Records shown |

= Beginning of Section =

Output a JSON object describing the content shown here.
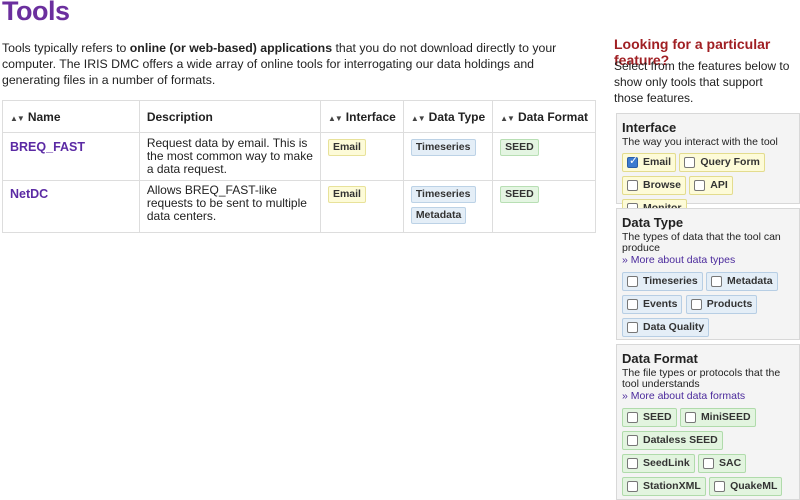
{
  "page": {
    "title": "Tools",
    "intro_pre": "Tools typically refers to ",
    "intro_bold": "online (or web-based) applications",
    "intro_post": " that you do not download directly to your computer. The IRIS DMC offers a wide array of online tools for interrogating our data holdings and generating files in a number of formats."
  },
  "table": {
    "headers": [
      "Name",
      "Description",
      "Interface",
      "Data Type",
      "Data Format"
    ],
    "rows": [
      {
        "name": "BREQ_FAST",
        "description": "Request data by email. This is the most common way to make a data request.",
        "interface": [
          "Email"
        ],
        "data_type": [
          "Timeseries"
        ],
        "data_format": [
          "SEED"
        ]
      },
      {
        "name": "NetDC",
        "description": "Allows BREQ_FAST-like requests to be sent to multiple data centers.",
        "interface": [
          "Email"
        ],
        "data_type": [
          "Timeseries",
          "Metadata"
        ],
        "data_format": [
          "SEED"
        ]
      }
    ]
  },
  "sidebar": {
    "heading": "Looking for a particular feature?",
    "subtext": "Select from the features below to show only tools that support those features.",
    "panels": {
      "interface": {
        "title": "Interface",
        "desc": "The way you interact with the tool",
        "options": [
          {
            "label": "Email",
            "checked": true
          },
          {
            "label": "Query Form",
            "checked": false
          },
          {
            "label": "Browse",
            "checked": false
          },
          {
            "label": "API",
            "checked": false
          },
          {
            "label": "Monitor",
            "checked": false
          }
        ]
      },
      "data_type": {
        "title": "Data Type",
        "desc": "The types of data that the tool can produce",
        "more": "» More about data types",
        "options": [
          {
            "label": "Timeseries",
            "checked": false
          },
          {
            "label": "Metadata",
            "checked": false
          },
          {
            "label": "Events",
            "checked": false
          },
          {
            "label": "Products",
            "checked": false
          },
          {
            "label": "Data Quality",
            "checked": false
          }
        ]
      },
      "data_format": {
        "title": "Data Format",
        "desc": "The file types or protocols that the tool understands",
        "more": "» More about data formats",
        "options": [
          {
            "label": "SEED",
            "checked": false
          },
          {
            "label": "MiniSEED",
            "checked": false
          },
          {
            "label": "Dataless SEED",
            "checked": false
          },
          {
            "label": "SeedLink",
            "checked": false
          },
          {
            "label": "SAC",
            "checked": false
          },
          {
            "label": "StationXML",
            "checked": false
          },
          {
            "label": "QuakeML",
            "checked": false
          }
        ]
      }
    }
  },
  "icons": {
    "sort": "sort-arrows-icon",
    "checkbox": "checkbox-icon"
  },
  "colors": {
    "title": "#6b2f9e",
    "link": "#5b2aa4",
    "side_heading": "#a01f23"
  }
}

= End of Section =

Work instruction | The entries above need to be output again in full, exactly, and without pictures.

Written answer |
Output a JSON object describing the content shown here.
{
  "page": {
    "title": "Tools",
    "intro_pre": "Tools typically refers to ",
    "intro_bold": "online (or web-based) applications",
    "intro_post": " that you do not download directly to your computer. The IRIS DMC offers a wide array of online tools for interrogating our data holdings and generating files in a number of formats."
  },
  "table": {
    "headers": [
      "Name",
      "Description",
      "Interface",
      "Data Type",
      "Data Format"
    ],
    "rows": [
      {
        "name": "BREQ_FAST",
        "description": "Request data by email. This is the most common way to make a data request.",
        "interface": [
          "Email"
        ],
        "data_type": [
          "Timeseries"
        ],
        "data_format": [
          "SEED"
        ]
      },
      {
        "name": "NetDC",
        "description": "Allows BREQ_FAST-like requests to be sent to multiple data centers.",
        "interface": [
          "Email"
        ],
        "data_type": [
          "Timeseries",
          "Metadata"
        ],
        "data_format": [
          "SEED"
        ]
      }
    ]
  },
  "sidebar": {
    "heading": "Looking for a particular feature?",
    "subtext": "Select from the features below to show only tools that support those features.",
    "panels": {
      "interface": {
        "title": "Interface",
        "desc": "The way you interact with the tool",
        "options": [
          {
            "label": "Email",
            "checked": true
          },
          {
            "label": "Query Form",
            "checked": false
          },
          {
            "label": "Browse",
            "checked": false
          },
          {
            "label": "API",
            "checked": false
          },
          {
            "label": "Monitor",
            "checked": false
          }
        ]
      },
      "data_type": {
        "title": "Data Type",
        "desc": "The types of data that the tool can produce",
        "more": "» More about data types",
        "options": [
          {
            "label": "Timeseries",
            "checked": false
          },
          {
            "label": "Metadata",
            "checked": false
          },
          {
            "label": "Events",
            "checked": false
          },
          {
            "label": "Products",
            "checked": false
          },
          {
            "label": "Data Quality",
            "checked": false
          }
        ]
      },
      "data_format": {
        "title": "Data Format",
        "desc": "The file types or protocols that the tool understands",
        "more": "» More about data formats",
        "options": [
          {
            "label": "SEED",
            "checked": false
          },
          {
            "label": "MiniSEED",
            "checked": false
          },
          {
            "label": "Dataless SEED",
            "checked": false
          },
          {
            "label": "SeedLink",
            "checked": false
          },
          {
            "label": "SAC",
            "checked": false
          },
          {
            "label": "StationXML",
            "checked": false
          },
          {
            "label": "QuakeML",
            "checked": false
          }
        ]
      }
    }
  },
  "icons": {
    "sort": "sort-arrows-icon",
    "checkbox": "checkbox-icon"
  },
  "colors": {
    "title": "#6b2f9e",
    "link": "#5b2aa4",
    "side_heading": "#a01f23"
  }
}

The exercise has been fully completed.